Tragedy of our modern alienation from the natural world

0
Have your say

From: Martyn L Scargill, Chantry Meadows, Kilham, East Yorkshire.

I REFER to the article in your paper (The Yorkshire Post, July 19) regarding the defence of natural meadows by the Prince of Wales. He is perfectly right to support the wonders of the British countryside in this way.

It is imperative that people support him in this matter. I have been concerned about the preservation of our natural landscape for years, and yet, amazingly, most people appear to pay little heed to this tremendous issue; being more concerned with materialism, “development” and how cheap they can get food.

There remains but a tiny percentage of these grasslands, compared even to the 1940s, let alone to historic times. Clearly, this is not the way forward to turn more and more into arable, or building land. Why can we not have more attention paid to the natural world with its plants and animals in the school curriculum? Also more gardening, as is done in the more enlightened schools – after all, there is far more to life than developing the skills of cut-throat competition required in the world of big business.

The nature table was a very fine thing when I was went to school, and it helped to instil into me a life-long love of natural beauty and living things. Here again, we need more balance.

Modern life is becoming more and more alienated from nature and spiritual things. Technical wizardry is fast becoming a worrying demigod. One of its by-products being the dismal fact that many children are unable to name a few common trees and flowers.

The countryside is a refuge from the much admired hectic and frenetic lifestyles of the modern world. It is more important than ever, as a tonic physically, mentally, spiritually and emotionally.

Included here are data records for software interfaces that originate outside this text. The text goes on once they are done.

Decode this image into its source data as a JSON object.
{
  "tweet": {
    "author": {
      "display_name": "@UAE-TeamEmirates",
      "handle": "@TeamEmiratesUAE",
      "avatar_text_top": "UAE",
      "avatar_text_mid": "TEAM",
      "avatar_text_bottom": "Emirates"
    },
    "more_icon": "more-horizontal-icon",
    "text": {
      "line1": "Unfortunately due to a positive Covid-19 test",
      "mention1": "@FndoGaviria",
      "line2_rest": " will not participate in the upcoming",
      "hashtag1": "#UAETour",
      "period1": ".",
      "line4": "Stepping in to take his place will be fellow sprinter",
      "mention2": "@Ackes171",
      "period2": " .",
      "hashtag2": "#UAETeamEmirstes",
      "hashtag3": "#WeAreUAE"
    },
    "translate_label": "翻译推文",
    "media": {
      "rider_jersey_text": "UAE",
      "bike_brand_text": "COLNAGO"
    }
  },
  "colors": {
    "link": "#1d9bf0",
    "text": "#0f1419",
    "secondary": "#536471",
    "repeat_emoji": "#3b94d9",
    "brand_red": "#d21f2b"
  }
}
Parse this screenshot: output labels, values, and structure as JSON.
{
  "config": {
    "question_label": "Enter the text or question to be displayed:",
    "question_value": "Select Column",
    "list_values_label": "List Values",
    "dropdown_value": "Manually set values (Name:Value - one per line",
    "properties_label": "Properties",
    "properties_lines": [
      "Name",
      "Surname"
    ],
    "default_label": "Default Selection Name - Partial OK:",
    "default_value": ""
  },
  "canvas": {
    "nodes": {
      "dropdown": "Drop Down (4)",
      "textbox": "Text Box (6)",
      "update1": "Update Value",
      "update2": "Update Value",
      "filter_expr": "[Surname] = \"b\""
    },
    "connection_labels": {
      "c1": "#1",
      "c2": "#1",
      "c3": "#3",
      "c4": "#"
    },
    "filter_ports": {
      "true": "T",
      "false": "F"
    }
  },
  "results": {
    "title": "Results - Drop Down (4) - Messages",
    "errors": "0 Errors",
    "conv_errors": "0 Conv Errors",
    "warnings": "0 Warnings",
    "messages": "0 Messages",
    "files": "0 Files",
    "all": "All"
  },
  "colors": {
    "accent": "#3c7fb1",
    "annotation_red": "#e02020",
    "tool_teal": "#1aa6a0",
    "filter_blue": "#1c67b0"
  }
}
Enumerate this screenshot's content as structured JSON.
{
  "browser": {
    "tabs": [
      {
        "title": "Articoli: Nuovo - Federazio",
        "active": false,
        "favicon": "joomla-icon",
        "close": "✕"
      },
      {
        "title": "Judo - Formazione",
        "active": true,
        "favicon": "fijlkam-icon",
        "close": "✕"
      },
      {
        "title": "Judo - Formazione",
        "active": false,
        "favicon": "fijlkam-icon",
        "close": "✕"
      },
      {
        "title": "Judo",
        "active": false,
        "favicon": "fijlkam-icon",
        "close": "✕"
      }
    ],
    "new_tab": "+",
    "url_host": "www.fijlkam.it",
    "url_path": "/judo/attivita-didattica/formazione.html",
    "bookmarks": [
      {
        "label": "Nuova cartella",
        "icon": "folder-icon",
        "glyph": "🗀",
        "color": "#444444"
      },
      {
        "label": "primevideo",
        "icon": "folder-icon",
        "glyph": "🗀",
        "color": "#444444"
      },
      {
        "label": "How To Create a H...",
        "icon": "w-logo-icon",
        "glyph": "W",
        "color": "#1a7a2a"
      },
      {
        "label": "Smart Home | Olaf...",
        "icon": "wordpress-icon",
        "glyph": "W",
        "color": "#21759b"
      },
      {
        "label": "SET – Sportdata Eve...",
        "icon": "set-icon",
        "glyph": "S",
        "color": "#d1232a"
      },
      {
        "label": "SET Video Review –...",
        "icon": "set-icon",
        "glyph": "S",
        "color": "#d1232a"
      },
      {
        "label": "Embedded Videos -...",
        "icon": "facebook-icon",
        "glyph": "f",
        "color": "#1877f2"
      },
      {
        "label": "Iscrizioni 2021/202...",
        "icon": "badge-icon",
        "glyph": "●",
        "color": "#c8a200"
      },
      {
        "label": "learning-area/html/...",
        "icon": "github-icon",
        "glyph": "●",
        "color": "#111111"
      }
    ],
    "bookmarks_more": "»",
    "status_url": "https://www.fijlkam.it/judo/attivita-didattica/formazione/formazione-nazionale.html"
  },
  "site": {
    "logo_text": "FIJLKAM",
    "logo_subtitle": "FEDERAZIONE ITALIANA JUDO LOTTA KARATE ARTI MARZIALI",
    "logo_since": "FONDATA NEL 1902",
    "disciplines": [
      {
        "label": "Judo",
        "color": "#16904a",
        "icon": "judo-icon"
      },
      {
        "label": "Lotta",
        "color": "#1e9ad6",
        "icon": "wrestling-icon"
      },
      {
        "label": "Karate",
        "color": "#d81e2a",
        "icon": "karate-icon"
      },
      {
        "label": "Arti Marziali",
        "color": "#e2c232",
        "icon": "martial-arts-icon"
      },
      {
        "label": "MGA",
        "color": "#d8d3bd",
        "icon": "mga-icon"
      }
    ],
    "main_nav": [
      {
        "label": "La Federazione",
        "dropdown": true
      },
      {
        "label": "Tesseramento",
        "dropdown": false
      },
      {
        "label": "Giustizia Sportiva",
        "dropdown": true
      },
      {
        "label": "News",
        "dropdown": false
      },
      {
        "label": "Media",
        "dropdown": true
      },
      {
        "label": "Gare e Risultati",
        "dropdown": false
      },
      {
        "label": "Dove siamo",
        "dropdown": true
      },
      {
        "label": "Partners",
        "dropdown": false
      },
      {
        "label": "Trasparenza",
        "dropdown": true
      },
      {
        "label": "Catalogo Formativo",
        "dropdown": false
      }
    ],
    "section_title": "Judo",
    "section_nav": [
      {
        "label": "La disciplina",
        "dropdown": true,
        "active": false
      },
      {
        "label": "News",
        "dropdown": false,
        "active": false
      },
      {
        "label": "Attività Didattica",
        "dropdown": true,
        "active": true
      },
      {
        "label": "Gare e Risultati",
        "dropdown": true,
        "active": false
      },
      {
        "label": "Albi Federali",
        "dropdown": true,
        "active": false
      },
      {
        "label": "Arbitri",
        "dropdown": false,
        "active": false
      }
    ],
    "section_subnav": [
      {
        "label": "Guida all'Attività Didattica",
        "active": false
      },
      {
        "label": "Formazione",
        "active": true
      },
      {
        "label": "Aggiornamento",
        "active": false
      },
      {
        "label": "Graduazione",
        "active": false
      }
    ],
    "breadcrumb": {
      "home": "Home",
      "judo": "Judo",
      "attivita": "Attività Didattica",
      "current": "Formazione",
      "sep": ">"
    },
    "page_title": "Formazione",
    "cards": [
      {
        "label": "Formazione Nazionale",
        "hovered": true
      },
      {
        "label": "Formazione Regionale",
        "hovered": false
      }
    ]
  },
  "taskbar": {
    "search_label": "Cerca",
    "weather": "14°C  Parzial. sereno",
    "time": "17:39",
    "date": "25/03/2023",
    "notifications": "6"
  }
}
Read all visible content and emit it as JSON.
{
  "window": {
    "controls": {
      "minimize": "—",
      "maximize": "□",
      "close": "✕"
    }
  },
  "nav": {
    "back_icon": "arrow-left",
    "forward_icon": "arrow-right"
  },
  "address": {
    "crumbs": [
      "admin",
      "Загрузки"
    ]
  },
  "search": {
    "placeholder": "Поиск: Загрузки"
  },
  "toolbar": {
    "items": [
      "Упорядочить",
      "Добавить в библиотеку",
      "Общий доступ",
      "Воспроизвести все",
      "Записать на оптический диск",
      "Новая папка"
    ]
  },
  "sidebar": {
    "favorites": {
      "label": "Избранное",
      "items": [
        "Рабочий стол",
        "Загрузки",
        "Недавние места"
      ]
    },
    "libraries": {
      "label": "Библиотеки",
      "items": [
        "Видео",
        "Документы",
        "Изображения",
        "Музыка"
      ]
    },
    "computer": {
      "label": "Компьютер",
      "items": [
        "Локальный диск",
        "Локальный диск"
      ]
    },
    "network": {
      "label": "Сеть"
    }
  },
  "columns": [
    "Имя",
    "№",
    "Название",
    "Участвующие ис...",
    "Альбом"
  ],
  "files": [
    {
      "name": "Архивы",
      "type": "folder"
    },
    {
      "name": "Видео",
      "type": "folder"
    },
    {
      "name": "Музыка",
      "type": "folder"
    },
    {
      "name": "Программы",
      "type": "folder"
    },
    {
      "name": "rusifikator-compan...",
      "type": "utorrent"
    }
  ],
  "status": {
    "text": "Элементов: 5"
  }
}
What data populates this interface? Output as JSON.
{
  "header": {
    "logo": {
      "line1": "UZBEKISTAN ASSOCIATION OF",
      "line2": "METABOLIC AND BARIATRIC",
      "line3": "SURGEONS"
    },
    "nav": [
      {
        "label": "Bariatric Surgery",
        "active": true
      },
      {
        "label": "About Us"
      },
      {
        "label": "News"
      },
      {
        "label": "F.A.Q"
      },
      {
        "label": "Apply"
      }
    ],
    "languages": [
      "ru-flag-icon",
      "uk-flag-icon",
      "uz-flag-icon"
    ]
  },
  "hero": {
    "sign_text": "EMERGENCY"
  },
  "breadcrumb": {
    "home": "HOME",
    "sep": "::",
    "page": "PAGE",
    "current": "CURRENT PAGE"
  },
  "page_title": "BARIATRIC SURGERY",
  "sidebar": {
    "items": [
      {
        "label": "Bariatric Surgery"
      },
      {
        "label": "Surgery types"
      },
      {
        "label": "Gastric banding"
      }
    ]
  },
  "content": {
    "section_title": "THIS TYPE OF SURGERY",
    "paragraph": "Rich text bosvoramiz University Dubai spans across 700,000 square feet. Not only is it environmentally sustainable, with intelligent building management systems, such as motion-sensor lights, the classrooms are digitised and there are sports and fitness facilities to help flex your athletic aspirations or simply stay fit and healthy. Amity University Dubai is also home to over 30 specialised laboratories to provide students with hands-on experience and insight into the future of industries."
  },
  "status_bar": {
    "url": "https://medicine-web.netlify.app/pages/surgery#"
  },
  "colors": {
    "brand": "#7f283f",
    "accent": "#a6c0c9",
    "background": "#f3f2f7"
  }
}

As Prince Charles says, much more must be done to protect the landscape, by saving it from destructive agricultural practices and urban development which simply means more blight and ugliness. The number of people working on the land has dropped from about 50 per cent in mid-Victorian times, to a mere handful today due to mass industrialisation and over-mechanisation, which is just not sustainable.

The old ways were much more in tune with nature and the rhythms of the universe, so it is of paramount importance to guard what is left with dynamic enthusiasm and dedication. As when it is gone it is gone, and life with any purpose or meaning will soon follow. Act now before it is too late.